(Data about app and page elements)

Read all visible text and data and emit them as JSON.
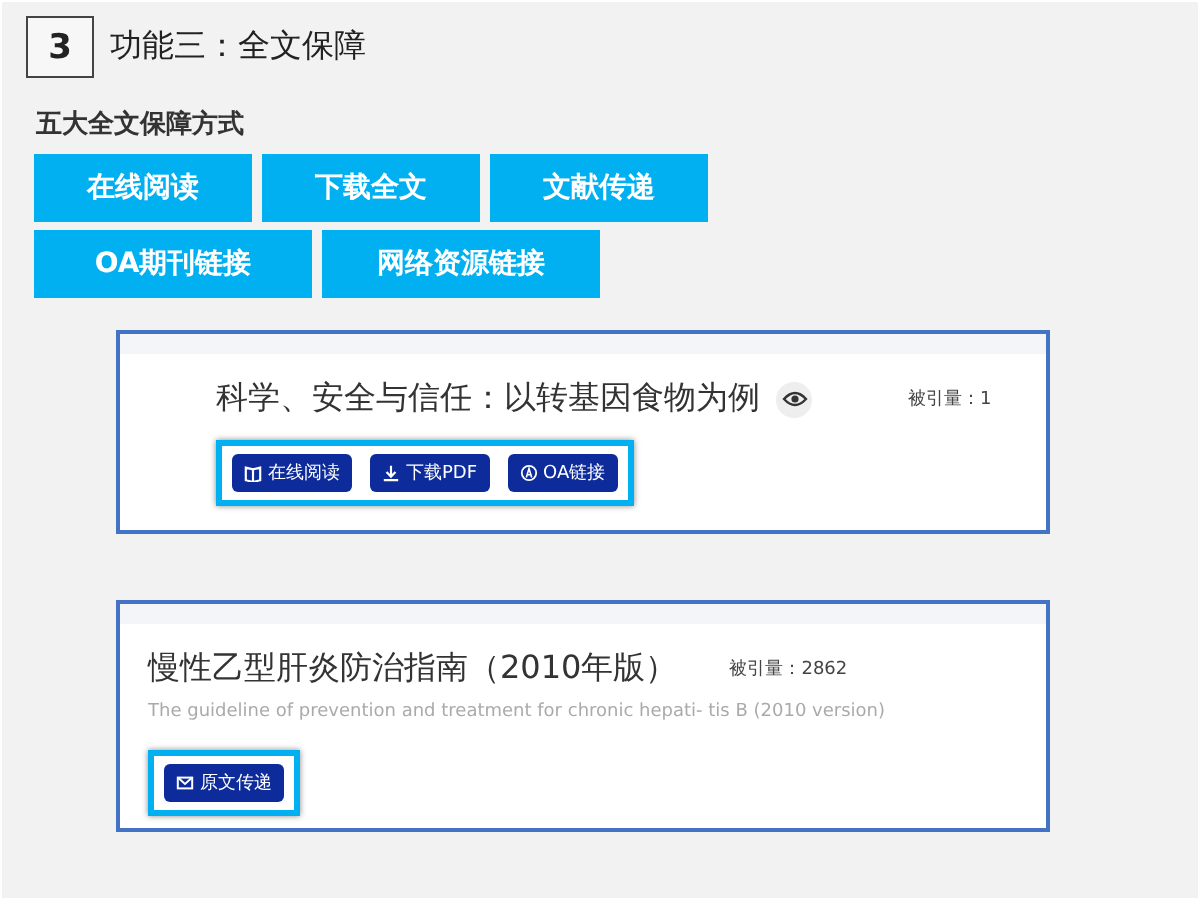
{
  "header": {
    "number": "3",
    "title": "功能三：全文保障"
  },
  "section_title": "五大全文保障方式",
  "methods": [
    "在线阅读",
    "下载全文",
    "文献传递",
    "OA期刊链接",
    "网络资源链接"
  ],
  "articles": [
    {
      "kind": "indented",
      "title": "科学、安全与信任：以转基因食物为例",
      "preview": true,
      "citation": "被引量：1",
      "actions": [
        {
          "kind": "book",
          "label": "在线阅读"
        },
        {
          "kind": "download",
          "label": "下载PDF"
        },
        {
          "kind": "oa",
          "label": "OA链接"
        }
      ]
    },
    {
      "kind": "standard",
      "title": "慢性乙型肝炎防治指南（2010年版）",
      "subtitle": "The guideline of prevention and treatment for chronic hepati- tis B  (2010 version)",
      "citation": "被引量：2862",
      "actions": [
        {
          "kind": "mail",
          "label": "原文传递"
        }
      ]
    }
  ]
}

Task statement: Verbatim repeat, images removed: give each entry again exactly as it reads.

Response to the task:
Read all visible text and data and emit them as JSON.
{
  "header": {
    "number": "3",
    "title": "功能三：全文保障"
  },
  "section_title": "五大全文保障方式",
  "methods": [
    "在线阅读",
    "下载全文",
    "文献传递",
    "OA期刊链接",
    "网络资源链接"
  ],
  "articles": [
    {
      "kind": "indented",
      "title": "科学、安全与信任：以转基因食物为例",
      "preview": true,
      "citation": "被引量：1",
      "actions": [
        {
          "kind": "book",
          "label": "在线阅读"
        },
        {
          "kind": "download",
          "label": "下载PDF"
        },
        {
          "kind": "oa",
          "label": "OA链接"
        }
      ]
    },
    {
      "kind": "standard",
      "title": "慢性乙型肝炎防治指南（2010年版）",
      "subtitle": "The guideline of prevention and treatment for chronic hepati- tis B  (2010 version)",
      "citation": "被引量：2862",
      "actions": [
        {
          "kind": "mail",
          "label": "原文传递"
        }
      ]
    }
  ]
}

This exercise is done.